Former Assistant Coach, Nick Kondon ’80 said, “Ned was the perfect combination of coach, educator and friend. Although fiercely competitive he never lost sight of our program’s core values of hard work, fundamentals, sportsmanship and respect for opponents and one another. His guidance and friendship have been invaluable to so many young men. He left us all with a true love for the game.”
“Playing lacrosse for Coach Herter was the best experience I had during my athletic career, and I know that is true for many boys who played for Coach Herter of the years,” said Cohane.

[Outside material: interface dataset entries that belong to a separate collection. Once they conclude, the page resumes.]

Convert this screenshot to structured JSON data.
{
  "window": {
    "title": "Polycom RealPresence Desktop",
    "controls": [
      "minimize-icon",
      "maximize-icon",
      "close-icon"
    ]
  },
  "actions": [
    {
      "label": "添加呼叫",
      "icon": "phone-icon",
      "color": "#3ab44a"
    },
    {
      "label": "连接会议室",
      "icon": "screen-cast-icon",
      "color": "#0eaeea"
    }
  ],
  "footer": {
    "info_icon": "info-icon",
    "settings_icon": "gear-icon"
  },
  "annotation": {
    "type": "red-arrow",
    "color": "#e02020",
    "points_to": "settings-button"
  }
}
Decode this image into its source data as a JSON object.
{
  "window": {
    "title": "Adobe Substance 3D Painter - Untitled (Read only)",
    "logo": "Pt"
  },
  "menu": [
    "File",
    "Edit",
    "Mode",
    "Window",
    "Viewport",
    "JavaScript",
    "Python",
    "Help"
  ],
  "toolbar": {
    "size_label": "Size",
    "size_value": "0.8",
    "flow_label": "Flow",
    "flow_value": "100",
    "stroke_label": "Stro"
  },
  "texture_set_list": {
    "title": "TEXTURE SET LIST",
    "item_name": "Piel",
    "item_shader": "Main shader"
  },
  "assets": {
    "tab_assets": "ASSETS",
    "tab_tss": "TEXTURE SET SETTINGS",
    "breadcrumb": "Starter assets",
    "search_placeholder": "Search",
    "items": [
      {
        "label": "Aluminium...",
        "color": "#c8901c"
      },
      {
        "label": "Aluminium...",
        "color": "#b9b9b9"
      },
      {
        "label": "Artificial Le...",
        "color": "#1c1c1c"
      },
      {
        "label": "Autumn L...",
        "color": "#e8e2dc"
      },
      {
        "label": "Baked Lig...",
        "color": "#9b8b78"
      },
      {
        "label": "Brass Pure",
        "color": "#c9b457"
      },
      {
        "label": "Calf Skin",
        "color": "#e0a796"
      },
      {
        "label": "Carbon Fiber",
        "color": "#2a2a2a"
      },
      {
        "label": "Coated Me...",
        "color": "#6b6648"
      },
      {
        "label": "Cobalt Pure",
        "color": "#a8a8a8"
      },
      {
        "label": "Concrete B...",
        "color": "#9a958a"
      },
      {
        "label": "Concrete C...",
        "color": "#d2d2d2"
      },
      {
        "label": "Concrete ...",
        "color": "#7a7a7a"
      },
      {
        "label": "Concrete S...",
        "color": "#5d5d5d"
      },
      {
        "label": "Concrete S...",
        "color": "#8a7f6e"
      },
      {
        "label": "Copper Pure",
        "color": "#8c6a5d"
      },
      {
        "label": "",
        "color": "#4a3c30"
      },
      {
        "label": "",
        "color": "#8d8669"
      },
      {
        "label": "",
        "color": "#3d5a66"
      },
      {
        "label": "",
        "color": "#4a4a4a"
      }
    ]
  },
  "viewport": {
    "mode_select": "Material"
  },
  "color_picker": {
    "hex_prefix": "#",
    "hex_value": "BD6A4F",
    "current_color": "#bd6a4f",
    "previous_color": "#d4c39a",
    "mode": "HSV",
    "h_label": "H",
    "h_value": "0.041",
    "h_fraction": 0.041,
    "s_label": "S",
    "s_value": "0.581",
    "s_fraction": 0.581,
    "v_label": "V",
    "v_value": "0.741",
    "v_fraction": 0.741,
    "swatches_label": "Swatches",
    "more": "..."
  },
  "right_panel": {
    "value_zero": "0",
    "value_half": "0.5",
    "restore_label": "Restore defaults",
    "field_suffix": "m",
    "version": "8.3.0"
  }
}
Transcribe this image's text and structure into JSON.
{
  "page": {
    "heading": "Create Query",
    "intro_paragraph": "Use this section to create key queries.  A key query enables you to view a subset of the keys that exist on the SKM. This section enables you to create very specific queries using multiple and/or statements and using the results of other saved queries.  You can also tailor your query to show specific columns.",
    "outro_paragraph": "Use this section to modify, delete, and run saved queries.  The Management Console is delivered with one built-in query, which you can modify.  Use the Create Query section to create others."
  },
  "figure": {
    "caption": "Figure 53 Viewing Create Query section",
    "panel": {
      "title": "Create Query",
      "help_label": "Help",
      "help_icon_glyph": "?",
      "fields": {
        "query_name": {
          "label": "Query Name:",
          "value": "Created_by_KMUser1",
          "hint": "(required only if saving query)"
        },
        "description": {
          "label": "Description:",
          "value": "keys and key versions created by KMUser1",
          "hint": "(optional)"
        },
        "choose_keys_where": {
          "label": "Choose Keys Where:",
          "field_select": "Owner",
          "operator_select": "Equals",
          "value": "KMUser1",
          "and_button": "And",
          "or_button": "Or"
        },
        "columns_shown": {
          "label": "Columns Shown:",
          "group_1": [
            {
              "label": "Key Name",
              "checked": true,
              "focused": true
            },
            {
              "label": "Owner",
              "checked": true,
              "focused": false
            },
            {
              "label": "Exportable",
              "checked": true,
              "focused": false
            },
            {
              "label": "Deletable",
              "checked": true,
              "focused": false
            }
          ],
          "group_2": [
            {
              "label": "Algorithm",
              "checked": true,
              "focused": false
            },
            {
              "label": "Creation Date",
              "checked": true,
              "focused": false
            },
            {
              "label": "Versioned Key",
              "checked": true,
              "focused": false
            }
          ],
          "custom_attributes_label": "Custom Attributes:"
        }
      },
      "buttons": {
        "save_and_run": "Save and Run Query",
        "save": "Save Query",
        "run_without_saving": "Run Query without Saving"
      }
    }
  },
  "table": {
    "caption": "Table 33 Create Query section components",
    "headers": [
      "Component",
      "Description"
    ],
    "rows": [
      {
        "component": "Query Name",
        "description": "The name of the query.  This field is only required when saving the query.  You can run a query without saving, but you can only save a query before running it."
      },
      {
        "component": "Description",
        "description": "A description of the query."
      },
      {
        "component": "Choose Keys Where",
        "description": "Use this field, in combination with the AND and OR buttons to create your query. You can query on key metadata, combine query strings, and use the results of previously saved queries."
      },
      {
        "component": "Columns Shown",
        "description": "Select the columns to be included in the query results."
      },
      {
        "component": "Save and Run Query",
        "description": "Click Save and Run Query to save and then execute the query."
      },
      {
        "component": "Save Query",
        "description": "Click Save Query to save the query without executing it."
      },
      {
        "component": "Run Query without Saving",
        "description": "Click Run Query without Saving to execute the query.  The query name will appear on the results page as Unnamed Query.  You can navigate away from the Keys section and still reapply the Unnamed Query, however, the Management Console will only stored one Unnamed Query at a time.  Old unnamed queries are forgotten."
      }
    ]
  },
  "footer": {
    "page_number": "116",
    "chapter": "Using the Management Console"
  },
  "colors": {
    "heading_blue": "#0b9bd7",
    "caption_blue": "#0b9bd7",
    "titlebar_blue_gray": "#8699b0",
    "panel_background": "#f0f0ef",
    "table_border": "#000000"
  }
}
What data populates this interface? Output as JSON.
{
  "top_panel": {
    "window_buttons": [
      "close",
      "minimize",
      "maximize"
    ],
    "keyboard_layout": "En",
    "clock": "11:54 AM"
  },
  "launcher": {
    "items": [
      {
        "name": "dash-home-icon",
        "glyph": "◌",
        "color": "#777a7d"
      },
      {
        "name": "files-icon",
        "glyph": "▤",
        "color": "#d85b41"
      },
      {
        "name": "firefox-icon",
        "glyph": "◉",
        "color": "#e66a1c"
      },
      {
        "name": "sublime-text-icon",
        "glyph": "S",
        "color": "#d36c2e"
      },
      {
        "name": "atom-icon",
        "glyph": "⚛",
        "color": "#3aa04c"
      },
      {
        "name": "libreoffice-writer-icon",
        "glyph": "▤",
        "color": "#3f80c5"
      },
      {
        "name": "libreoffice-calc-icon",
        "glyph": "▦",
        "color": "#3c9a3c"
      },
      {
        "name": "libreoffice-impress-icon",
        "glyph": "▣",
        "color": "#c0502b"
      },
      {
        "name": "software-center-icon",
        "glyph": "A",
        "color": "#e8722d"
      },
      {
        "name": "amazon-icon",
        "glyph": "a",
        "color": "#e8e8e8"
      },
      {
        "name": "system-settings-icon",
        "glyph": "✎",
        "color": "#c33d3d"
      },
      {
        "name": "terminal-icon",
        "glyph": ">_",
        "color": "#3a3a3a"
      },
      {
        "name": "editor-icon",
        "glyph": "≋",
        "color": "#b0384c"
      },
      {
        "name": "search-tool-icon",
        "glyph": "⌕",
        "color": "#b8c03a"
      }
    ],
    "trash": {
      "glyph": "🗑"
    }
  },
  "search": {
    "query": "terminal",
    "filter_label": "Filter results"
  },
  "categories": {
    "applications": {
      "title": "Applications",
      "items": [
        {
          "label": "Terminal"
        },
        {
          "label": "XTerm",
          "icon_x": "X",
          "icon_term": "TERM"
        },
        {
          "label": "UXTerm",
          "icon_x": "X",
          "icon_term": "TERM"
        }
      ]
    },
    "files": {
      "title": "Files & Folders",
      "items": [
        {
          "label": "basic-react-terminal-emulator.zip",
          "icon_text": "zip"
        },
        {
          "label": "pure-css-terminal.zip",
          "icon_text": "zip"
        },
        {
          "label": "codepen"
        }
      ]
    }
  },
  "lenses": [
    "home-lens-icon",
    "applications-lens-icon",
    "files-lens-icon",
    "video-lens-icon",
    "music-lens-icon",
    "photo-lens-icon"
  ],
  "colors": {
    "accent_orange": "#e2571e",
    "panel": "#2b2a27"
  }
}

2015 All American and current Boston University attackman James Burr ’15 echoed these thoughts: “Coach Herter is a legend. When I was a student, walking out to practice each day was the highlight of my day.”
(l-r: Assistant Coach Geoff Cohane ’96, former Assistant Coach Nick Kondon ’80, Coach Ned Herter ‘73, and Head Coach Doug Worthen ’96 at the dinner honoring Coach Herter on 09/24 in Concord – credit – James Cohane)
2016 All-American and current John’s Hopkins defender Jack Lyne ’16 echoed those thoughts and spoke of the passion Herter exhibited for the game.
“I think the aspect I remember most clearly about Coach Herter was his enthusiasm for the game of lacrosse, which he showed us every single day.”
(Jack Lyne ’16 playing in the Boston Lax All-American game. – Ryan Kilian)
“The way he has led and the way he coached set the bar high for me and all the other ISL coaches,” former Governor’s coach Peter Bidstrup said (pictured with Herter, below) after Herter’s final home game in May.
The former Gov’s head coach referred to Herter as a mentor and friend and further added,
“He has positively influenced hundreds and thousands of Middlesex school students over the years. It is the lessons that those students have taken from him and brought back to their community and to their family, that make him so special.”
(Retired Coaching legends Peter Bidstrup (l) and Ned Herter (r). – Ryan Kilian)
ALUMNI GAME & EVENT: On September 24, 2017 over 50 Middlesex School alumni and parents gathered for the school’s first alumni lacrosse game (participants pictured below). After the event, that evening, over 150 people attended a banquet at Nashawtuc Country Club in Concord to honor Coach Herter and his legendary career. The event and retirement dinner were fitting tributes to a man who impacted so many lives, on and off the lacrosse field.
(2017 Middlesex School alumni game – credit Tony Rinaldo)
The following video, by DIFI video, also does an amazing job at capturing the legacy of man who will impact the Middlesex School and high school lacrosse community for years to come.